Data for: Determinants of natal dispersal distances in North American birds
Chu, Jonathan; Claramunt, Santiago (2023), Data for: Determinants of natal dispersal distances in North American birds, Dryad, Dataset, https://doi.org/10.5061/dryad.15dv41p1x
Natal dispersal—the movement from birth site to first breeding site—determines demographic and population genetic dynamics and has important consequences for ecological and evolutionary processes. Recent work suggested that one of the main factors determining natal dispersal distances is the cost of locomotion. We evaluated this hypothesis using band-recovery data to estimate natal dispersal distances for 50 North American bird species. We then analysed the relationships between dispersal distances and a suite of morphological and ecological predictors, including proxies for the cost of locomotion (flight efficiency), using phylogenetic regression models. We found that flight efficiency, population size and habitat influence natal dispersal distances. We discuss how the effects of population size and habitat can also be related to mobility and locomotion.
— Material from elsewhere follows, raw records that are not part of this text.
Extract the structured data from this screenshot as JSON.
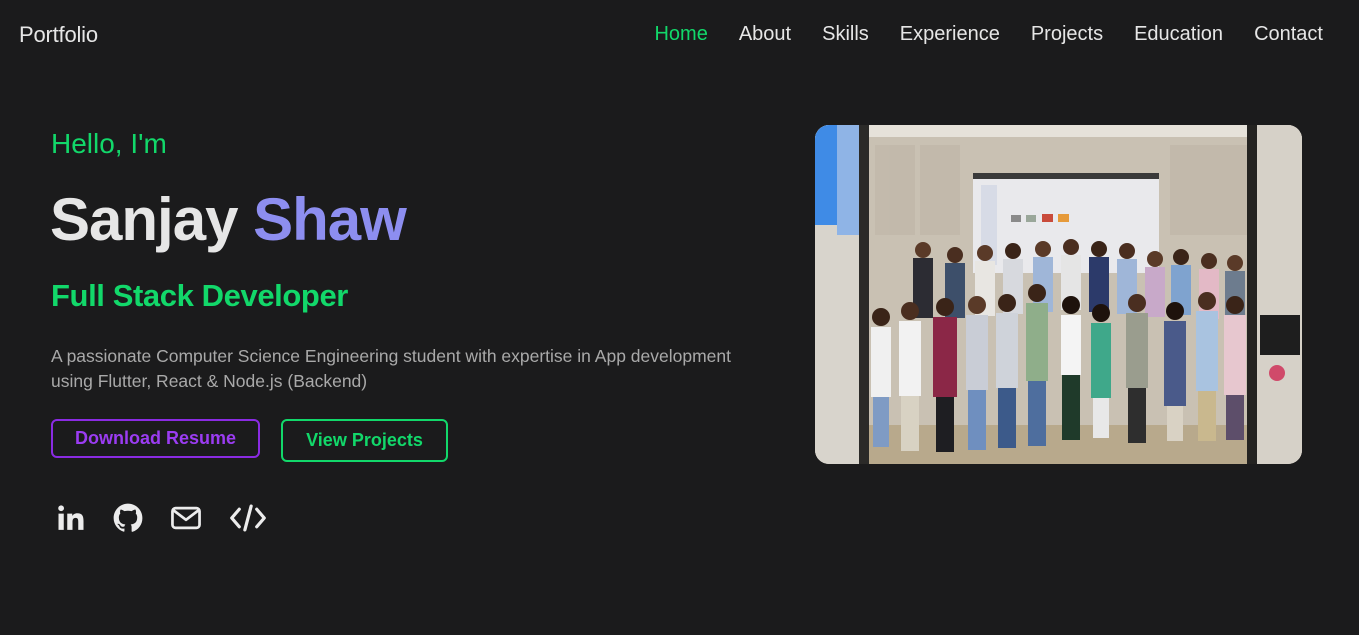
{
  "brand": "Portfolio",
  "nav": {
    "items": [
      {
        "label": "Home",
        "active": true
      },
      {
        "label": "About"
      },
      {
        "label": "Skills"
      },
      {
        "label": "Experience"
      },
      {
        "label": "Projects"
      },
      {
        "label": "Education"
      },
      {
        "label": "Contact"
      }
    ]
  },
  "hero": {
    "greeting": "Hello, I'm",
    "first_name": "Sanjay",
    "last_name": "Shaw",
    "role": "Full Stack Developer",
    "description": "A passionate Computer Science Engineering student with expertise in App development using Flutter, React & Node.js (Backend)",
    "buttons": {
      "resume": "Download Resume",
      "projects": "View Projects"
    },
    "socials": [
      "linkedin-icon",
      "github-icon",
      "mail-icon",
      "code-icon"
    ]
  },
  "colors": {
    "background": "#1b1b1c",
    "accent_green": "#12d86a",
    "accent_purple": "#8d8ef0",
    "resume_border": "#8a2be2"
  }
}
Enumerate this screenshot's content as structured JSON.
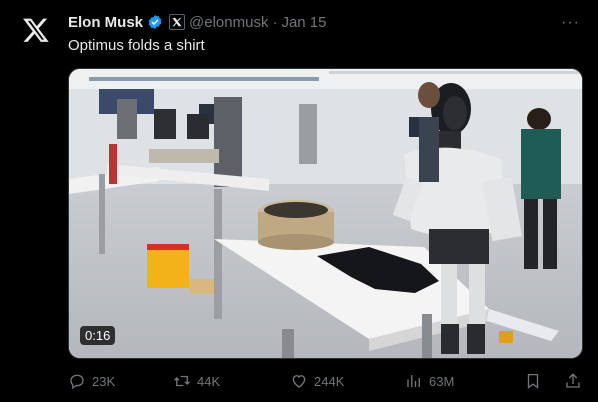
{
  "tweet": {
    "author_name": "Elon Musk",
    "handle": "@elonmusk",
    "separator": "·",
    "date": "Jan 15",
    "text": "Optimus folds a shirt",
    "more_label": "···"
  },
  "video": {
    "timecode": "0:16"
  },
  "actions": {
    "replies": "23K",
    "reposts": "44K",
    "likes": "244K",
    "views": "63M"
  },
  "icons": {
    "logo": "x-logo-icon",
    "verified": "verified-badge-icon",
    "affiliation": "x-affiliation-icon",
    "reply": "reply-icon",
    "repost": "repost-icon",
    "like": "heart-icon",
    "views": "views-chart-icon",
    "bookmark": "bookmark-icon",
    "share": "share-icon"
  },
  "colors": {
    "background": "#000000",
    "text": "#e7e9ea",
    "muted": "#71767b",
    "verified": "#1d9bf0"
  }
}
Our findings are consistent with a predominant effect of adaptations for mobility on dispersal distances.
Natural Sciences and Engineering Research Council of Canada, Award: RGPIN-2018-06747